‘Monster… -omics’: on segmentation, re-segmentation, and vertebrae formation in amphibians and other vertebrates
Published in
Frontiers in Zoology, April 2013
DOI 10.1186/1742-9994-10-17
Pubmed ID
Authors

David Buckley, Viktor Molnár, Gábor Németh, Örs Petneházy, Judit Vörös

Abstract

The axial skeleton is one of the defining evolutionary landmarks of vertebrates. How this structure develops and how it has evolved in the different vertebrate lineages is, however, a matter of debate. Vertebrae and vertebral structures are derived from the embryonic somites, although the mechanisms of development are different between lineages.

Twitter Demographics

The data shown below were collected from the profiles of 10 tweeters who shared this research output. Click here to find out more about how the information was compiled.

Mendeley readers

The data shown below were compiled from readership statistics for 24 Mendeley readers of this research output. Click here to see the associated Mendeley record.

Geographical breakdown

Country Count As %
United States 1 4%
Unknown 23 96%

Demographic breakdown

Readers by professional status Count As %
Student > Ph. D. Student 6 25%
Researcher 6 25%
Student > Bachelor 4 17%
Professor > Associate Professor 3 13%
Professor 1 4%
Other 1 4%
Unknown 3 13%
Readers by discipline Count As %
Agricultural and Biological Sciences 15 63%
Biochemistry, Genetics and Molecular Biology 2 8%
Arts and Humanities 1 4%
Earth and Planetary Sciences 1 4%
Medicine and Dentistry 1 4%
Other 1 4%
Unknown 3 13%
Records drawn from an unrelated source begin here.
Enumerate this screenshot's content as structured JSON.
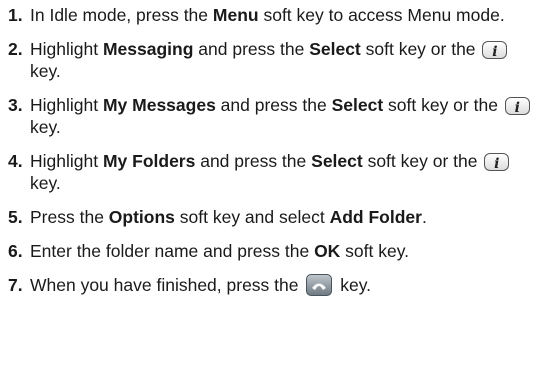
{
  "steps": [
    {
      "number": "1.",
      "segments": [
        {
          "t": "In Idle mode, press the "
        },
        {
          "t": "Menu",
          "bold": true
        },
        {
          "t": " soft key to access Menu mode."
        }
      ]
    },
    {
      "number": "2.",
      "segments": [
        {
          "t": "Highlight "
        },
        {
          "t": "Messaging",
          "bold": true
        },
        {
          "t": " and press the "
        },
        {
          "t": "Select",
          "bold": true
        },
        {
          "t": " soft key or the "
        },
        {
          "icon": "i-key-icon"
        },
        {
          "t": " key."
        }
      ]
    },
    {
      "number": "3.",
      "segments": [
        {
          "t": "Highlight "
        },
        {
          "t": "My Messages",
          "bold": true
        },
        {
          "t": " and press the "
        },
        {
          "t": "Select",
          "bold": true
        },
        {
          "t": " soft key or the "
        },
        {
          "icon": "i-key-icon"
        },
        {
          "t": " key."
        }
      ]
    },
    {
      "number": "4.",
      "segments": [
        {
          "t": "Highlight "
        },
        {
          "t": "My Folders",
          "bold": true
        },
        {
          "t": " and press the "
        },
        {
          "t": "Select",
          "bold": true
        },
        {
          "t": " soft key or the "
        },
        {
          "icon": "i-key-icon"
        },
        {
          "t": " key."
        }
      ]
    },
    {
      "number": "5.",
      "segments": [
        {
          "t": "Press the "
        },
        {
          "t": "Options",
          "bold": true
        },
        {
          "t": " soft key and select "
        },
        {
          "t": "Add Folder",
          "bold": true
        },
        {
          "t": "."
        }
      ]
    },
    {
      "number": "6.",
      "segments": [
        {
          "t": "Enter the folder name and press the "
        },
        {
          "t": "OK",
          "bold": true
        },
        {
          "t": " soft key."
        }
      ]
    },
    {
      "number": "7.",
      "segments": [
        {
          "t": "When you have finished, press the "
        },
        {
          "icon": "end-key-icon"
        },
        {
          "t": " key."
        }
      ]
    }
  ]
}
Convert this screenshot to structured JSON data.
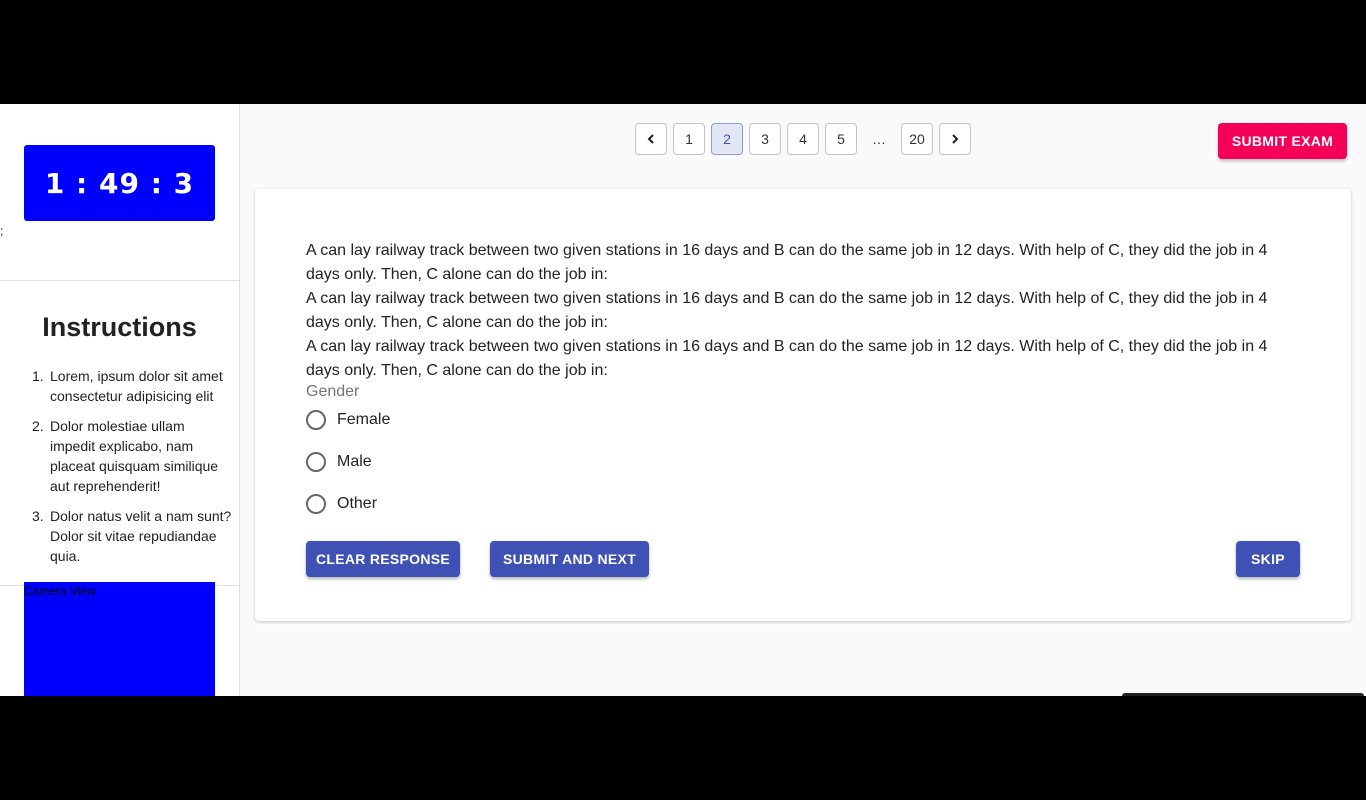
{
  "timer": {
    "display": "1 : 49 : 3"
  },
  "sidebar": {
    "stray_text": ";",
    "instructions_title": "Instructions",
    "instructions": [
      {
        "num": "1.",
        "text": "Lorem, ipsum dolor sit amet consectetur adipisicing elit"
      },
      {
        "num": "2.",
        "text": "Dolor molestiae ullam impedit explicabo, nam placeat quisquam similique aut reprehenderit!"
      },
      {
        "num": "3.",
        "text": "Dolor natus velit a nam sunt? Dolor sit vitae repudiandae quia."
      }
    ],
    "camera_label": "Camera View"
  },
  "pagination": {
    "prev_icon": "chevron-left-icon",
    "next_icon": "chevron-right-icon",
    "pages": [
      "1",
      "2",
      "3",
      "4",
      "5"
    ],
    "ellipsis": "…",
    "last_page": "20",
    "current_page": "2"
  },
  "header": {
    "submit_exam_label": "SUBMIT EXAM"
  },
  "question": {
    "paragraphs": [
      "A can lay railway track between two given stations in 16 days and B can do the same job in 12 days. With help of C, they did the job in 4 days only. Then, C alone can do the job in:",
      "A can lay railway track between two given stations in 16 days and B can do the same job in 12 days. With help of C, they did the job in 4 days only. Then, C alone can do the job in:",
      "A can lay railway track between two given stations in 16 days and B can do the same job in 12 days. With help of C, they did the job in 4 days only. Then, C alone can do the job in:"
    ],
    "group_label": "Gender",
    "options": [
      "Female",
      "Male",
      "Other"
    ]
  },
  "actions": {
    "clear_label": "CLEAR RESPONSE",
    "submit_next_label": "SUBMIT AND NEXT",
    "skip_label": "SKIP"
  },
  "colors": {
    "timer_bg": "#0000ff",
    "camera_bg": "#0000ff",
    "primary": "#3f51b5",
    "submit_exam": "#f50057"
  }
}
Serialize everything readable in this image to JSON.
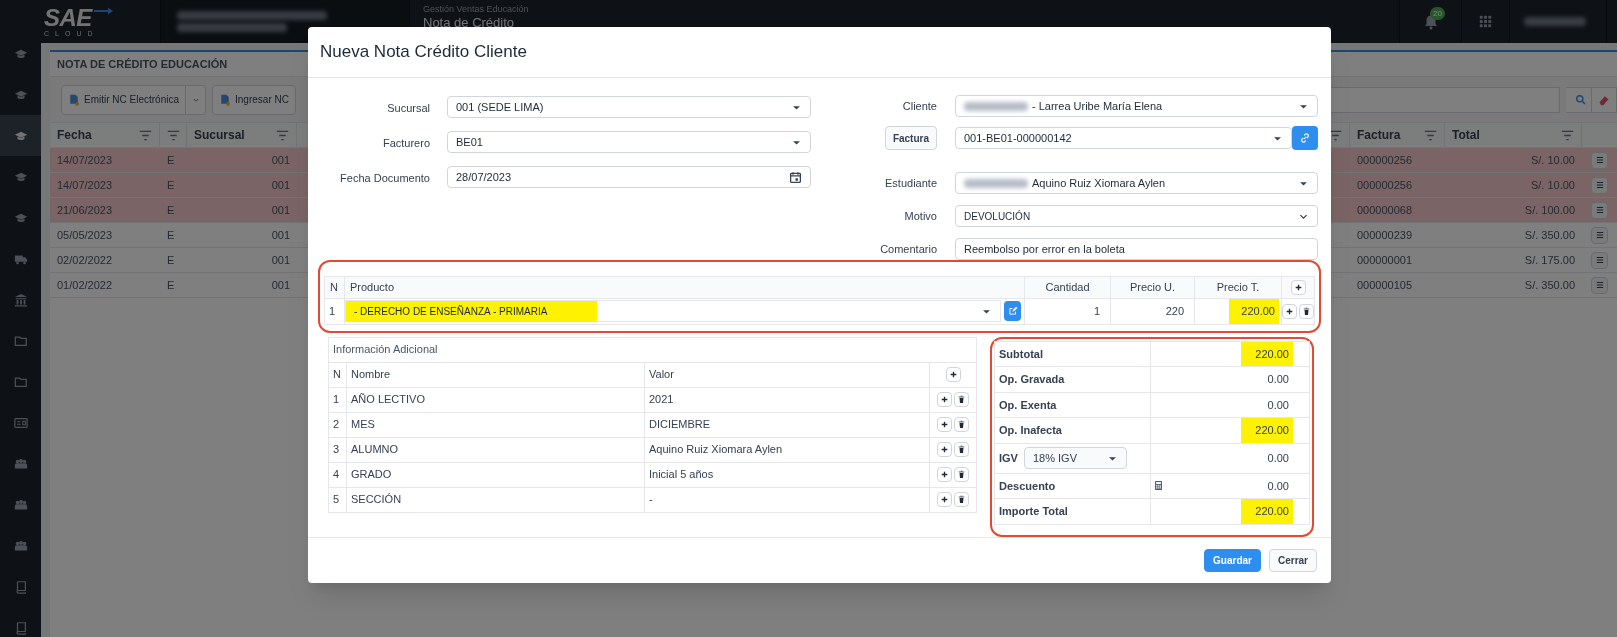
{
  "header": {
    "logo": "SAE",
    "logo_sub": "CLOUD",
    "company": {
      "redacted": true
    },
    "module": "Gestión Ventas Educación",
    "page": "Nota de Crédito",
    "notifications": "20",
    "user": {
      "redacted": true
    }
  },
  "sidebar": {
    "items": [
      {
        "kind": "cap",
        "selected": false
      },
      {
        "kind": "cap",
        "selected": false
      },
      {
        "kind": "cap",
        "selected": true
      },
      {
        "kind": "cap",
        "selected": false
      },
      {
        "kind": "cap",
        "selected": false
      },
      {
        "kind": "truck",
        "selected": false
      },
      {
        "kind": "bank",
        "selected": false
      },
      {
        "kind": "folder",
        "selected": false
      },
      {
        "kind": "folder",
        "selected": false
      },
      {
        "kind": "card",
        "selected": false
      },
      {
        "kind": "group",
        "selected": false
      },
      {
        "kind": "group",
        "selected": false
      },
      {
        "kind": "group",
        "selected": false
      },
      {
        "kind": "book",
        "selected": false
      },
      {
        "kind": "book",
        "selected": false
      }
    ]
  },
  "page": {
    "title": "NOTA DE CRÉDITO EDUCACIÓN",
    "toolbar": [
      {
        "label": "Emitir NC Electrónica",
        "has_menu": true
      },
      {
        "label": "Ingresar NC",
        "has_menu": false
      }
    ]
  },
  "list": {
    "columns": {
      "fecha": "Fecha",
      "sucursal": "Sucursal",
      "factura": "Factura",
      "total": "Total"
    },
    "rows": [
      {
        "fecha": "14/07/2023",
        "column_2": "E",
        "sucursal": "001",
        "factura": "000000256",
        "total": "S/. 10.00",
        "flagged": true
      },
      {
        "fecha": "14/07/2023",
        "column_2": "E",
        "sucursal": "001",
        "factura": "000000256",
        "total": "S/. 10.00",
        "flagged": true
      },
      {
        "fecha": "21/06/2023",
        "column_2": "E",
        "sucursal": "001",
        "factura": "000000068",
        "total": "S/. 100.00",
        "flagged": true
      },
      {
        "fecha": "05/05/2023",
        "column_2": "E",
        "sucursal": "001",
        "factura": "000000239",
        "total": "S/. 350.00",
        "flagged": false
      },
      {
        "fecha": "02/02/2022",
        "column_2": "E",
        "sucursal": "001",
        "factura": "000000001",
        "total": "S/. 175.00",
        "flagged": false
      },
      {
        "fecha": "01/02/2022",
        "column_2": "E",
        "sucursal": "001",
        "factura": "000000105",
        "total": "S/. 350.00",
        "flagged": false
      }
    ]
  },
  "dialog": {
    "title": "Nueva Nota Crédito Cliente",
    "left_fields": [
      {
        "label": "Sucursal",
        "value": "001 (SEDE LIMA)",
        "kind": "select"
      },
      {
        "label": "Facturero",
        "value": "BE01",
        "kind": "select"
      },
      {
        "label": "Fecha Documento",
        "value": "28/07/2023",
        "kind": "date"
      }
    ],
    "right_fields": [
      {
        "label": "Cliente",
        "value": "- Larrea Uribe María Elena",
        "kind": "select",
        "redacted": true
      },
      {
        "label": "Factura",
        "value": "001-BE01-000000142",
        "kind": "linked_select",
        "redacted": false
      },
      {
        "label": "Estudiante",
        "value": "Aquino Ruiz Xiomara Aylen",
        "kind": "select",
        "redacted": true
      },
      {
        "label": "Motivo",
        "value": "DEVOLUCIÓN",
        "kind": "chevron_select",
        "redacted": false
      },
      {
        "label": "Comentario",
        "value": "Reembolso por error en la boleta",
        "kind": "text",
        "redacted": false
      }
    ],
    "products": {
      "outlined": true,
      "columns": [
        "N",
        "Producto",
        "Cantidad",
        "Precio U.",
        "Precio T."
      ],
      "rows": [
        {
          "n": "1",
          "product": "- DERECHO DE ENSEÑANZA - PRIMARIA",
          "product_highlighted": true,
          "quantity": "1",
          "unit_price": "220",
          "total": "220.00",
          "total_highlighted": true
        }
      ]
    },
    "additional": {
      "title": "Información Adicional",
      "columns": [
        "N",
        "Nombre",
        "Valor"
      ],
      "rows": [
        {
          "n": "1",
          "name": "AÑO LECTIVO",
          "value": "2021"
        },
        {
          "n": "2",
          "name": "MES",
          "value": "DICIEMBRE"
        },
        {
          "n": "3",
          "name": "ALUMNO",
          "value": "Aquino Ruiz Xiomara Aylen"
        },
        {
          "n": "4",
          "name": "GRADO",
          "value": "Inicial 5 años"
        },
        {
          "n": "5",
          "name": "SECCIÓN",
          "value": "-"
        }
      ]
    },
    "totals": {
      "outlined": true,
      "rows": [
        {
          "label": "Subtotal",
          "value": "220.00",
          "kind": "plain",
          "highlighted": true
        },
        {
          "label": "Op. Gravada",
          "value": "0.00",
          "kind": "plain",
          "highlighted": false
        },
        {
          "label": "Op. Exenta",
          "value": "0.00",
          "kind": "plain",
          "highlighted": false
        },
        {
          "label": "Op. Inafecta",
          "value": "220.00",
          "kind": "plain",
          "highlighted": true
        },
        {
          "label": "IGV",
          "option": "18% IGV",
          "value": "0.00",
          "kind": "select",
          "highlighted": false
        },
        {
          "label": "Descuento",
          "value": "0.00",
          "kind": "calculator",
          "highlighted": false
        },
        {
          "label": "Importe Total",
          "value": "220.00",
          "kind": "plain",
          "highlighted": true
        }
      ]
    },
    "buttons": [
      {
        "label": "Guardar",
        "kind": "primary"
      },
      {
        "label": "Cerrar",
        "kind": "secondary"
      }
    ]
  }
}
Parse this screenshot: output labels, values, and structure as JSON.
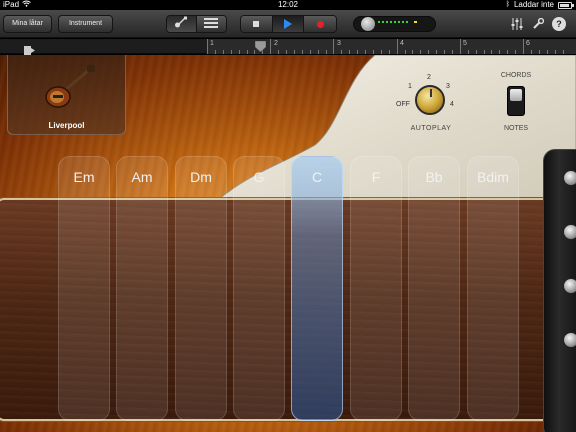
{
  "status": {
    "carrier": "iPad",
    "time": "12:02",
    "battery_text": "Laddar inte",
    "battery_level": 0.85
  },
  "toolbar": {
    "songs_label": "Mina låtar",
    "instrument_label": "Instrument",
    "view_buttons": [
      "guitar-view-icon",
      "tracks-view-icon"
    ],
    "transport": [
      "stop-icon",
      "play-icon",
      "record-icon"
    ],
    "icons": [
      "mixer-icon",
      "wrench-icon",
      "help-icon"
    ],
    "help_glyph": "?"
  },
  "ruler": {
    "numbers": [
      "1",
      "2",
      "3",
      "4",
      "5",
      "6"
    ]
  },
  "instrument": {
    "name": "Liverpool"
  },
  "autoplay": {
    "label": "AUTOPLAY",
    "positions": [
      "OFF",
      "1",
      "2",
      "3",
      "4"
    ],
    "value": "OFF"
  },
  "mode": {
    "top_label": "CHORDS",
    "bottom_label": "NOTES",
    "selected": "CHORDS"
  },
  "chords": {
    "labels": [
      "Em",
      "Am",
      "Dm",
      "G",
      "C",
      "F",
      "Bb",
      "Bdim"
    ],
    "selected": "C"
  },
  "colors": {
    "accent_play": "#2b8cf0",
    "record": "#e0222a",
    "meter_led": "#39d23a"
  }
}
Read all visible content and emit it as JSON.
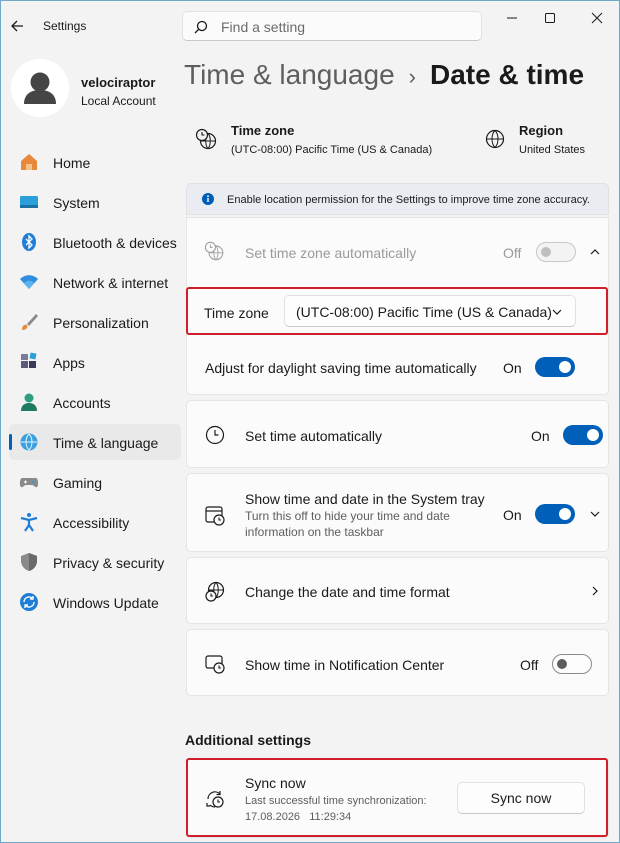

Attention Score in Context

This research output has an Altmetric Attention Score of 6. This is our high-level measure of the quality and quantity of online attention that it has received. This Attention Score, as well as the ranking and number of research outputs shown below, was calculated when the research output was last mentioned on 22 November 2019.
All research outputs
#3,957,972
of 16,254,253 outputs
Outputs from Frontiers in Zoology
#230
of 542 outputs
Outputs of similar age
#35,166
of 155,940 outputs
Outputs of similar age from Frontiers in Zoology
#3
of 10 outputs
Altmetric has tracked 16,254,253 research outputs across all sources so far. Compared to these this one has done well and is in the 75th percentile: it's in the top 25% of all research outputs ever tracked by Altmetric.
So far Altmetric has tracked 542 research outputs from this source. They typically receive a lot more attention than average, with a mean Attention Score of 21.0. This one has gotten more attention than average, scoring higher than 57% of its peers.
Older research outputs will score higher simply because they've had more time to accumulate mentions. To account for age we can compare this Altmetric Attention Score to the 155,940 tracked outputs that were published within six weeks on either side of this one in any source. This one has done well, scoring higher than 77% of its contemporaries.
We're also able to compare this research output to 10 others from the same source and published within six weeks on either side of this one. This one has scored higher than 7 of them.